I tried her Beehive Cupcakes and they were a hit. The honey in the cupcakes caramelises beautifully to give a soft crunch at the base and on the sides. I added a bit of orange oil to get a nice flavor and yes made the meringue frosting without the cream of tartar.
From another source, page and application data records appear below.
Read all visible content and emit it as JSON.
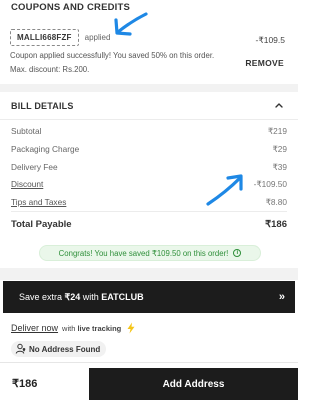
{
  "coupons": {
    "heading": "COUPONS AND CREDITS",
    "code": "MALLI668FZF",
    "status": "applied",
    "saving": "-₹109.5",
    "message": "Coupon applied successfully! You saved 50% on this order. Max. discount: Rs.200.",
    "remove_label": "REMOVE"
  },
  "bill": {
    "heading": "BILL DETAILS",
    "rows": [
      {
        "label": "Subtotal",
        "value": "₹219"
      },
      {
        "label": "Packaging Charge",
        "value": "₹29"
      },
      {
        "label": "Delivery Fee",
        "value": "₹39"
      },
      {
        "label": "Discount",
        "value": "-₹109.50"
      },
      {
        "label": "Tips and Taxes",
        "value": "₹8.80"
      }
    ],
    "total_label": "Total Payable",
    "total_value": "₹186",
    "savings_message": "Congrats! You have saved ₹109.50 on this order!"
  },
  "eatclub": {
    "prefix": "Save extra ",
    "amount": "₹24",
    "suffix": " with ",
    "brand": "EATCLUB",
    "chevron": "»"
  },
  "delivery": {
    "deliver_now": "Deliver now",
    "with_text": "with",
    "tracking": "live tracking",
    "address_chip": "No Address Found"
  },
  "footer": {
    "total": "₹186",
    "cta": "Add Address"
  },
  "colors": {
    "accent_dark": "#1c1c1c",
    "success_green": "#2f8f3a",
    "annotation_blue": "#1e88e5",
    "bolt_yellow": "#f5c518"
  },
  "icons": [
    "chevron-up-icon",
    "info-icon",
    "lightning-bolt-icon",
    "location-person-icon",
    "double-chevron-right-icon"
  ]
}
And it whipped up beautifully.
Donna Hay’s Beehive Honey Cupcakes
Makes 12 cupcakes
What you will need :
- 125 gm softened butter
- 165 gm caster sugar
- 1/2 teaspoon vanilla extract
- 1/2 teaspoon orange extract or orange oil
- 1 tablespoon honey
- 2 eggs
- 185 gm all purpose flour sifted
- 1 teaspoon baking powder
- 1/2 cup milk
- 1 cup caster sugar
- 1/4 cup water
- 3 egg whites
- 1 tablespoon caster sugar with some yellow food color, for decoration
What to do :
- Pre heat oven to 160C.
- Place the butter, sugar, vanilla and honey in big bowl beat until light and creamy.
- Gradually add the eggs and beat until well combined.
- Add the flour, baking powder and milk and fold until just combined.
- Spoon the mixture into paper lined muffin pans.
- Bake for 20-25 minutes in a preheated oven till a skewer inserted in the centre comes out clean.
- Cool it on a wire rack.
- For the meringue frosting, place sugar and water in a saucepan over high heat and stir until sugar is dissolved.
- Once it starts boiling, reduce the heat and continue to simmer for 3 minutes. meanwhile start beating the egg whites till it forms soft peaks.
- Then while constantly whisking, pour the sugar syrup over the egg whites in a slow stream, incorporating the syrup int he egg whites.
- The egg whites will become hot and continue whisking till it cools down and becomes thick and glossy.
- To assemble the cupcakes, cut a round from centre of each cupcake with a melon corer or a cookie cutter.
- Place the frosting in a piping bag with 1 cm plain nozzle and pipe it into the centre of each cupcake. Sprinkle with colored sugar for decoration.
- If you are using unsalted butter, add a pinch of salt with the butter in step 2.
- The original recipe called for cream of tartar, so if you wish you can add a pinch of while boiling sugar and water.
- Egg whites get cooked at the stage when boiling sugar syrup is poured into the egg whites, so don’t worry.
- The unfrosted cupcakes stay well in an airtight container for at least 5 days.